* **Exercise goal**:
Reproduce each line of the entries that carries "JSON".

* **Entries provided**:
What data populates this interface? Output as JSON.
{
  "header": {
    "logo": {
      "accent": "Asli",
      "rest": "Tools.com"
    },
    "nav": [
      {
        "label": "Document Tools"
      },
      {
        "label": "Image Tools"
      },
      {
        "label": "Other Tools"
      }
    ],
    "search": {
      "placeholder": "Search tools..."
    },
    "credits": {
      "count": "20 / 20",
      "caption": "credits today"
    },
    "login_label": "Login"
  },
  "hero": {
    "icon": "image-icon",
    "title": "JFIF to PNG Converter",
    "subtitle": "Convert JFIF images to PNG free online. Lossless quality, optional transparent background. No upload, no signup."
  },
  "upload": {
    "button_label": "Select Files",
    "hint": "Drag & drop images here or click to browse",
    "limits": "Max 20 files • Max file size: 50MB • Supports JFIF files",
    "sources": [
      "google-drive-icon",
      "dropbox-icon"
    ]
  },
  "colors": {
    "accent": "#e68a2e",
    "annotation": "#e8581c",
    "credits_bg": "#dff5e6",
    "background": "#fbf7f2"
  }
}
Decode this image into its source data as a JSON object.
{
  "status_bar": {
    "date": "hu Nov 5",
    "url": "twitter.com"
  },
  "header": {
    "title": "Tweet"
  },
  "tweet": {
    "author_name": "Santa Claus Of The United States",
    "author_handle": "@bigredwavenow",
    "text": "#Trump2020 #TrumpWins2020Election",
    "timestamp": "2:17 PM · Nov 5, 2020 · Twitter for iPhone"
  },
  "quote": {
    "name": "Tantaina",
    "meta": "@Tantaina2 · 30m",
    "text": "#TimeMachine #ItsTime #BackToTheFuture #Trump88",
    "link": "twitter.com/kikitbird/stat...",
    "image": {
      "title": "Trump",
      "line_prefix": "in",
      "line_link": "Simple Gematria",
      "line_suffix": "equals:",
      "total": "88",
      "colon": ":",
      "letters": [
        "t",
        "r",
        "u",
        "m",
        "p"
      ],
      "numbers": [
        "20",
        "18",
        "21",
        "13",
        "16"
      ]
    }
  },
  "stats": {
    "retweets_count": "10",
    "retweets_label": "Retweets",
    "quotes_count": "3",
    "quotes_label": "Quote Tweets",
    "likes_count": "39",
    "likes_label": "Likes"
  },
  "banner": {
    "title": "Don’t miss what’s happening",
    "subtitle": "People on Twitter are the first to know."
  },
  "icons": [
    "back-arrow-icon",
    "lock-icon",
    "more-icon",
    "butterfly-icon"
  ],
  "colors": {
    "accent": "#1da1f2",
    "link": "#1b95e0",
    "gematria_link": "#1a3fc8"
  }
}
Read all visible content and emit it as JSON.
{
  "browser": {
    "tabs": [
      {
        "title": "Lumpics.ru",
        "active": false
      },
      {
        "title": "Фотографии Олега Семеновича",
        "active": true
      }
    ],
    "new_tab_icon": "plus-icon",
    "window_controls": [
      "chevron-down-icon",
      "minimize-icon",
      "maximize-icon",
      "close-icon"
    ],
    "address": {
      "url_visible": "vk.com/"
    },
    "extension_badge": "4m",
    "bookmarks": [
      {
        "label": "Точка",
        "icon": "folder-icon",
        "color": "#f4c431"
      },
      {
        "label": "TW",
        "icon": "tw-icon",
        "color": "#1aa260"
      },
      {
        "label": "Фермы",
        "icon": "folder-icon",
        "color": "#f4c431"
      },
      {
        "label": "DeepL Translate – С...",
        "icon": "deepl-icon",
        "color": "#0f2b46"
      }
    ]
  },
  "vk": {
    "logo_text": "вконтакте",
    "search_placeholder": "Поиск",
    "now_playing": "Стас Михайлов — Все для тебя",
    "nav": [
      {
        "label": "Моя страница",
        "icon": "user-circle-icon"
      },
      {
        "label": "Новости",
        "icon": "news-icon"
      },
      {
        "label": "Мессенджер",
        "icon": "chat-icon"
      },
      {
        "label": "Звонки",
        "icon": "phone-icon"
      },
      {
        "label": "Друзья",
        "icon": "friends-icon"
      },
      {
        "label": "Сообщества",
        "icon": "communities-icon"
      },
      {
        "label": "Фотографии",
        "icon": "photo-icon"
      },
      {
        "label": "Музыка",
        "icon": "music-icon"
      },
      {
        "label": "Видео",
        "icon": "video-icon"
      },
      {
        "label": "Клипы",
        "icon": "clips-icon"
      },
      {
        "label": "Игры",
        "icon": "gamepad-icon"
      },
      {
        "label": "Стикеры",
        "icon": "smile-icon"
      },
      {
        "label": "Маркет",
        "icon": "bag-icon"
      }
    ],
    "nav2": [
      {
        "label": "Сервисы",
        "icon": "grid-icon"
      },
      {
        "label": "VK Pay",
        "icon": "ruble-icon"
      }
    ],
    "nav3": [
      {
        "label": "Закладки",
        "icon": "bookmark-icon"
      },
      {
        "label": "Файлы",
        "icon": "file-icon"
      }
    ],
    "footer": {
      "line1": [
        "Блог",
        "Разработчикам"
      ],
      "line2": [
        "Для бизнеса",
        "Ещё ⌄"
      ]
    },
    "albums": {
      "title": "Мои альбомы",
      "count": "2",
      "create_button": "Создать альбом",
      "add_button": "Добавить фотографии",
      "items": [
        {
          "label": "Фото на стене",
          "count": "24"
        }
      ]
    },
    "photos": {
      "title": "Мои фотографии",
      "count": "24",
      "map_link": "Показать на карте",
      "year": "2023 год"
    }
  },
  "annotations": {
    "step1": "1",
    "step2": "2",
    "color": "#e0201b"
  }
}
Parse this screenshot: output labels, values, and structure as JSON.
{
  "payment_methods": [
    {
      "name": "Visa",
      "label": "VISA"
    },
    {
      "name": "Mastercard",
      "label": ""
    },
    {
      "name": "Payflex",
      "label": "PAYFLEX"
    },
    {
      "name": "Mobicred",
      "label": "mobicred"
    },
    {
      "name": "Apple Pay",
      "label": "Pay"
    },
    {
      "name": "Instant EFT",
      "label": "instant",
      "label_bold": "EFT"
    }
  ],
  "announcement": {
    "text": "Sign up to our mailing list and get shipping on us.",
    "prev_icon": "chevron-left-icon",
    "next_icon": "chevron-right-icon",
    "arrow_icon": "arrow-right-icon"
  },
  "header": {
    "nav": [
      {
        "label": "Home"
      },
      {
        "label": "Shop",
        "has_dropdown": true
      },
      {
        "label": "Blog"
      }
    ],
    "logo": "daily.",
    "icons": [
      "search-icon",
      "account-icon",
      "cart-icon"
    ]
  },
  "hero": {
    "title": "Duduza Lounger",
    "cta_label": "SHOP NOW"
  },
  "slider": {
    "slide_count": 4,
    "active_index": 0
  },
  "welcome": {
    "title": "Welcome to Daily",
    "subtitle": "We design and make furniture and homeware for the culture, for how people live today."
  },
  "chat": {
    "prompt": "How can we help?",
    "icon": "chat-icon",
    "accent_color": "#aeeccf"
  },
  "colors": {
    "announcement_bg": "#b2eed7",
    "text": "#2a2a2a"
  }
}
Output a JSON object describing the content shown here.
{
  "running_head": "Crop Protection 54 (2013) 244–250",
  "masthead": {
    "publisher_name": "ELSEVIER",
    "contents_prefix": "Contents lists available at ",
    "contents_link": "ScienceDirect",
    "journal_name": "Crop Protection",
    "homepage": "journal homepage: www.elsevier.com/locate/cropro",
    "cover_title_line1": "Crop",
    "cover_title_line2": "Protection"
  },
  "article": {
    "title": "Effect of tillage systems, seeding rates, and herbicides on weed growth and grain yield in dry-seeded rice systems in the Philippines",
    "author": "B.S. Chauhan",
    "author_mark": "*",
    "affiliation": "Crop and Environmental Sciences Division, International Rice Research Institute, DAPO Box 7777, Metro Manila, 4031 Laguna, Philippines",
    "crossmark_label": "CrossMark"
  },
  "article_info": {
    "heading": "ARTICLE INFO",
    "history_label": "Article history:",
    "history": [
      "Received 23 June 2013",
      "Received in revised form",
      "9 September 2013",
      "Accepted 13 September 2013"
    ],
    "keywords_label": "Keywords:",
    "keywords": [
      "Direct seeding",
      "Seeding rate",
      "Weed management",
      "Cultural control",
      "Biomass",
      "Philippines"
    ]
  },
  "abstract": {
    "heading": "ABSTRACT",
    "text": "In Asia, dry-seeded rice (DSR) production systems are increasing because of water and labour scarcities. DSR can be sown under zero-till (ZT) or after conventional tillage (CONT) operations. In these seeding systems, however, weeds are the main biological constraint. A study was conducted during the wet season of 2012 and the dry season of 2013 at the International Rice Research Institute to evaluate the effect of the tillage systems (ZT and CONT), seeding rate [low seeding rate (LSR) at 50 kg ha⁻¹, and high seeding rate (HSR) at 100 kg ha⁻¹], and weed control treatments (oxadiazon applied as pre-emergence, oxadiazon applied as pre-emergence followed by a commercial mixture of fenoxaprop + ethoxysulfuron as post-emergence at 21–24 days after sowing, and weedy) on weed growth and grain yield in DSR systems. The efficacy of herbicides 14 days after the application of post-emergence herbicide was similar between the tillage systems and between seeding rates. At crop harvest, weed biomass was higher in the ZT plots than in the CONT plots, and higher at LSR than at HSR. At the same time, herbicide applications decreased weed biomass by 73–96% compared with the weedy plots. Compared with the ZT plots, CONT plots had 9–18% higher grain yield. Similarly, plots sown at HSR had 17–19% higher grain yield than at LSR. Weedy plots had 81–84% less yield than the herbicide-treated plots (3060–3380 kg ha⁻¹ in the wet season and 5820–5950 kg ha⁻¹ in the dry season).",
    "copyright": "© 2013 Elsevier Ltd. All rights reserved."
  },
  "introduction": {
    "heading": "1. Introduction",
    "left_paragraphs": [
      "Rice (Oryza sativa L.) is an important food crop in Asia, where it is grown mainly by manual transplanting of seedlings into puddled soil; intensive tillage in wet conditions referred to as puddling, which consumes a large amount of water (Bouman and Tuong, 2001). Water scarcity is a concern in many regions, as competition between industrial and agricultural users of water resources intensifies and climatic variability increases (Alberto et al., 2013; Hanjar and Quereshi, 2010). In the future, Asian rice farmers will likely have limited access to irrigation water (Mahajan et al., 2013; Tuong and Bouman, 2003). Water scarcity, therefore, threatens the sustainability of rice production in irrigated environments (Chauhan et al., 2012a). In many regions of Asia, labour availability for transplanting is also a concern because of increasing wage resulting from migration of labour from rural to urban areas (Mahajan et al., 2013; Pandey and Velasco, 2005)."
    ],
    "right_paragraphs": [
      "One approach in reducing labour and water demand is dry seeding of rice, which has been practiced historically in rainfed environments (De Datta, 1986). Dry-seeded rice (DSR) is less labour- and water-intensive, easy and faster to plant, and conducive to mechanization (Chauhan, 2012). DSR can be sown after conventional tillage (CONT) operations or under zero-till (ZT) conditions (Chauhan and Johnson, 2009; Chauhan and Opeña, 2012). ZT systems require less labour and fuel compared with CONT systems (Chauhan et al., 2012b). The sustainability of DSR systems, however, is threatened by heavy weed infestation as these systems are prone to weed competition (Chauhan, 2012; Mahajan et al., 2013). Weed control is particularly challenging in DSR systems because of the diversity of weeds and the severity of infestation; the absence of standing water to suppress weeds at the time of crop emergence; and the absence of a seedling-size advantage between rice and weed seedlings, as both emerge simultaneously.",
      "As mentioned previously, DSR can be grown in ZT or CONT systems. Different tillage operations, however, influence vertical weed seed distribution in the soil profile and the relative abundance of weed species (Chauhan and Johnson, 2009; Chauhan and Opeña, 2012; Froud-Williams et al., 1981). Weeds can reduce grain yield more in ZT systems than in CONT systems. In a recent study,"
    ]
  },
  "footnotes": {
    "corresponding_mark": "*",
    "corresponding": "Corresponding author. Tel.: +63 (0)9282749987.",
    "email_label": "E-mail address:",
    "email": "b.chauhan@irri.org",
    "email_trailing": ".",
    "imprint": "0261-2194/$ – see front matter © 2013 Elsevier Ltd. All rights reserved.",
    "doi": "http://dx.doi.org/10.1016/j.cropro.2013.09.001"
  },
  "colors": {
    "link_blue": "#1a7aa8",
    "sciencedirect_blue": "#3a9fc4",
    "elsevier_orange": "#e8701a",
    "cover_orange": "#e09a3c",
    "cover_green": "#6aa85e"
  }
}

* **Solution below**:
What data populates this interface? Output as JSON.
Decode this image into its source data as a JSON object.
Read all visible content and emit it as JSON.
Parse this screenshot: output labels, values, and structure as JSON.
Output a JSON object describing the content shown here.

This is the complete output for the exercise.